(Web page and app entries)
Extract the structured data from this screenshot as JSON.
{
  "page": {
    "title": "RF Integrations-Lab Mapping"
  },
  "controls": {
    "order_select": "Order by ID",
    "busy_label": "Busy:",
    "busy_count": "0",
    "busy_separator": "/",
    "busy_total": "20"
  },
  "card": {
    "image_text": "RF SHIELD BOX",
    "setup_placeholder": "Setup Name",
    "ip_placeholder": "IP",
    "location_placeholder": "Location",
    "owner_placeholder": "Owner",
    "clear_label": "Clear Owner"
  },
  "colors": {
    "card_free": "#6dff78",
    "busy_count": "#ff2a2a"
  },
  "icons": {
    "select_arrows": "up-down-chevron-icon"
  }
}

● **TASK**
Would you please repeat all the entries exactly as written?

● **WORKED SOLUTION**
Extract the structured data from this screenshot as JSON.
{
  "page": {
    "title": "RF Integrations-Lab Mapping"
  },
  "controls": {
    "order_select": "Order by ID",
    "busy_label": "Busy:",
    "busy_count": "0",
    "busy_separator": "/",
    "busy_total": "20"
  },
  "card": {
    "image_text": "RF SHIELD BOX",
    "setup_placeholder": "Setup Name",
    "ip_placeholder": "IP",
    "location_placeholder": "Location",
    "owner_placeholder": "Owner",
    "clear_label": "Clear Owner"
  },
  "colors": {
    "card_free": "#6dff78",
    "busy_count": "#ff2a2a"
  },
  "icons": {
    "select_arrows": "up-down-chevron-icon"
  }
}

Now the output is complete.